It should be noted that the player tokens 34 may be any object suitable for placement on keyboard spaces and may be made of any material, including paper, rubber metal, plastic, or the like. However, the material from which player tokens 34 are made will preferably be non-toxic. Similarly, there may be one marker 86 for each player, perhaps each marker 86 having a different color. Markers 86 may be any marking device capable of marking on game board 22 and on paper for composer measures 92, such as ink markers, wax crayons, washable wax crayons, pens, pencils, felt markers, or the like. However, preferably, the game board 22 will have an erasably markable surface upon which players may make marks with marker 86 and which can be subsequently erased. For example, markers 86 may be washable wax crayons and the game board 22 may have a plastic laminate surface upon which players may make marks and which can be subsequently erased by wiping the laminate surface with, among other things, a towel or cloth.
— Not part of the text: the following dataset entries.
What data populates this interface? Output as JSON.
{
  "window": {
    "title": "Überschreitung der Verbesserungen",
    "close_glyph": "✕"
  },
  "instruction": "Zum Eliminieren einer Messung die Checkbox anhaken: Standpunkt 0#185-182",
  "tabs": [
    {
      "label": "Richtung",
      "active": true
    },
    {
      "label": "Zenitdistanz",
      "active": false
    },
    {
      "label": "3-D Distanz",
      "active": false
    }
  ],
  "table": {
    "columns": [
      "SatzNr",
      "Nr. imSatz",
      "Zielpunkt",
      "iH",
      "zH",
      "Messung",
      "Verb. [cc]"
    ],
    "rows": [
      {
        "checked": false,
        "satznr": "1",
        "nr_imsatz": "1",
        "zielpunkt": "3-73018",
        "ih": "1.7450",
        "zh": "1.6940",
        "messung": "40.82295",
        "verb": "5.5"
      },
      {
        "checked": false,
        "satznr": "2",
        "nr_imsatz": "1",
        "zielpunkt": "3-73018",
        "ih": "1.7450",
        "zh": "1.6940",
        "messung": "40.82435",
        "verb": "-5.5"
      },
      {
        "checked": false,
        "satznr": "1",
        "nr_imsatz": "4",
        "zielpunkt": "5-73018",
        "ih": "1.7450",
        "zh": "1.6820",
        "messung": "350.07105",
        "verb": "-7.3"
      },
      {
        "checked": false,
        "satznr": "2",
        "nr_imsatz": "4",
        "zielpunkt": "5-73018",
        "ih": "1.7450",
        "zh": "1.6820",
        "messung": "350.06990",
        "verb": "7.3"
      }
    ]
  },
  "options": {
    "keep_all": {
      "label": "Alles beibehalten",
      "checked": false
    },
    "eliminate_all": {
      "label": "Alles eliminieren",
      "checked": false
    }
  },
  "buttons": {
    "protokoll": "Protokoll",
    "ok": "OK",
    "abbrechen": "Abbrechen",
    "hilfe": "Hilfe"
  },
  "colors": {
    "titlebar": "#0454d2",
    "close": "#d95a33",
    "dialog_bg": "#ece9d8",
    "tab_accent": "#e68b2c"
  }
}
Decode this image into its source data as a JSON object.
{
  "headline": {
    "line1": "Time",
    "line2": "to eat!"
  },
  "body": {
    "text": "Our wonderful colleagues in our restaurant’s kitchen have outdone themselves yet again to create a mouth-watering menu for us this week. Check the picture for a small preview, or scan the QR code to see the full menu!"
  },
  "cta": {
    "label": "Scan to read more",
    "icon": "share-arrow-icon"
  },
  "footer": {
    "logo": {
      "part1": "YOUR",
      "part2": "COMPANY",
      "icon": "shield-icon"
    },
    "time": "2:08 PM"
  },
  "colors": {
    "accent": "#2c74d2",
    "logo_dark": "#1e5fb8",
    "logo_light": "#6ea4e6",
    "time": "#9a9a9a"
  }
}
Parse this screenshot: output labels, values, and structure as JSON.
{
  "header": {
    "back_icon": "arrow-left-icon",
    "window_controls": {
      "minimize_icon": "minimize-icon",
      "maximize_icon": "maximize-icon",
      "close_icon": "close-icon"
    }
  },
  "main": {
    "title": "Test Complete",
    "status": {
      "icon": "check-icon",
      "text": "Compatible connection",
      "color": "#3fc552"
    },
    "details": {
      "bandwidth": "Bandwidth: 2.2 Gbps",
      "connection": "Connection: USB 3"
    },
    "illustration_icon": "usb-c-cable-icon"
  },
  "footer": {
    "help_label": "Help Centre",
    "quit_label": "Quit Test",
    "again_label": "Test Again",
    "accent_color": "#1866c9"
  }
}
Based on the above description, it is apparent that the present invention offers a pastime, i.e. the game 20, which is entertaining, challenging and educational and with which players can be taught both basic and, to some degree, advanced concepts of music. In particular, the game teaches concepts relating to reading and performing musical rhythms, i.e. rhythm symbols 44, 68, and understanding the relationship between the note symbols 44 on a musical staff 74, 90 and the keys on a real keyboard. Additionally, some knowledge of instruments 60 will be gleaned. The extended version would further expand the musical concepts by introducing elements of conducting and composition thus adding more enjoyment and knowledge to the learning process.
While a specific embodiment has been described, those skilled in the art will recognize many alterations that could be made within the spirit of the invention, which is defined solely according to the following claims. The description herein is provided for purposes of illustration and not limitation.